The New Jersey Chamber Music Society premiered her Quintet (Da Pacem) for piano and strings at Alice Tully Hall in Lincoln Center. Julius Baker, Eugenia Zukerman, Jeffrey Khaner, Mimi Stillman, Carol Wincenc, and Metropolitan Opera bass John Cheek have also presented her pieces. Pianists Mirian Conti, Joseph Kalichstein, Christopher Taylor, and Anne Marie McDermott have performed her compositions.

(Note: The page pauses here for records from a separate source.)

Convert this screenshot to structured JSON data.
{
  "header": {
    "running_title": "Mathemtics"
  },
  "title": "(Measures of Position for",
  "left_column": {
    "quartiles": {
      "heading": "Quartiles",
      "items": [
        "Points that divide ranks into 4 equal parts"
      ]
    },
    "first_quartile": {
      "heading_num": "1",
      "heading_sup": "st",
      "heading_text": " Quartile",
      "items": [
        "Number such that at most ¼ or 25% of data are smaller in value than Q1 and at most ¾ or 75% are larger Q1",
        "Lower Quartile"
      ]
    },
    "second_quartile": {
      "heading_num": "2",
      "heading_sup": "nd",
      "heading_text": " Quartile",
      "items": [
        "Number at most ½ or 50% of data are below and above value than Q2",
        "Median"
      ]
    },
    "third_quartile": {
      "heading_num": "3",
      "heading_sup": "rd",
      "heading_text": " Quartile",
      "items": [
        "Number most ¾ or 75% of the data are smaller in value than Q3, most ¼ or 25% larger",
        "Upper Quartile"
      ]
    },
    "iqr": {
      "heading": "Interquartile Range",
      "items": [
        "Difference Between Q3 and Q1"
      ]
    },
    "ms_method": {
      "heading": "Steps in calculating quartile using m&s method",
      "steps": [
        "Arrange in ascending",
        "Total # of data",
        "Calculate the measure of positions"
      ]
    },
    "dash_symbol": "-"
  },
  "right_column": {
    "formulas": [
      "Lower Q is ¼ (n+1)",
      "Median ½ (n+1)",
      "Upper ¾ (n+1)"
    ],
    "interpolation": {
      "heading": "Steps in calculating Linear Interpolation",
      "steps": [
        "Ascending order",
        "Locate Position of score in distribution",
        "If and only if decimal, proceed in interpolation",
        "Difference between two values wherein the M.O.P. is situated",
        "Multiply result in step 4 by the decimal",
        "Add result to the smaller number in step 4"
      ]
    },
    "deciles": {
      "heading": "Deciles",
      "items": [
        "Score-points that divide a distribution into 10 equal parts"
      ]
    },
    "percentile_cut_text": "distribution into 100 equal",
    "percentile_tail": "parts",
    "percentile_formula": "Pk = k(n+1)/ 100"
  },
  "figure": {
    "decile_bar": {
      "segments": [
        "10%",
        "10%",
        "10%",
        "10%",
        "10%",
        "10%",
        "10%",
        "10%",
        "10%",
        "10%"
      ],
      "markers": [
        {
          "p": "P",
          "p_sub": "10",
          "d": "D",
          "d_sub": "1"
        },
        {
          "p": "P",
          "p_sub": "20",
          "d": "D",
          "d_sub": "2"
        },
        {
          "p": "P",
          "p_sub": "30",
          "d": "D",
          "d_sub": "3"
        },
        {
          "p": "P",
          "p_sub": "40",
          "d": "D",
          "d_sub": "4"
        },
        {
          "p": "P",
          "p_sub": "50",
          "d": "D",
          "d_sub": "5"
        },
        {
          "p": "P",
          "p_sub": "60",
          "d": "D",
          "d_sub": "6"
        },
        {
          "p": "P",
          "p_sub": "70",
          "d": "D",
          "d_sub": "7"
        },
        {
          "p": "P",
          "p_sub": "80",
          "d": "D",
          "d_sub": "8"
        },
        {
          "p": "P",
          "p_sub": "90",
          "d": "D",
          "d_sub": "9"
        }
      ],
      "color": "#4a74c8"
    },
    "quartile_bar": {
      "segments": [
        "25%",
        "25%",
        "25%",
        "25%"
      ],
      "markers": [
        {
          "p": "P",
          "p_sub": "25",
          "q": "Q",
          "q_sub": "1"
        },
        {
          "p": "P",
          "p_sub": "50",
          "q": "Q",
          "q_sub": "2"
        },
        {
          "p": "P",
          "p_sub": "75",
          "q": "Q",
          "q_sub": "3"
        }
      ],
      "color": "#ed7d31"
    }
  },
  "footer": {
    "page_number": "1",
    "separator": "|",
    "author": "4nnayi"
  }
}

The commissioning, rehearsing, and premiere of her Dances and Variations at Kennedy Center are the subject of an Emmy-winning documentary, called New Music, by Deborah Novak. "Classical Pulse," Jan. 1997: critic Leslie Gerber picked Hoover's Quintet (Da Pacem) as one of the five best recordings of 1996. In November of 2002 Ms. Hoover's Requiem: A Service of Remembrance for chorus, soloists, speakers, brass, percussion, and organ (featuring poetry by Walt Whitman) was premiered at St. Peter's Lutheran Church in New York City.

Recordings of her music have been issued on Koch, Delos, Parnassus, Gasparo, Summit, Centaur, Cantilena, Bayer, Boston, Leonarda, Arabesque, CRI, Grenadilla, and Opus One.

During an informal interview about her composing process, Katherine was asked if she had ever experimented with different instruments while composing. She replied that she would create an entire piece within her imagination. When asked how she interpreted her inspirations, she gave an almost synesthesia-like response, stating that [it was a feeling] she could hear the colors within a piece of art or listen to the emotions evoked by literature or the sound of words.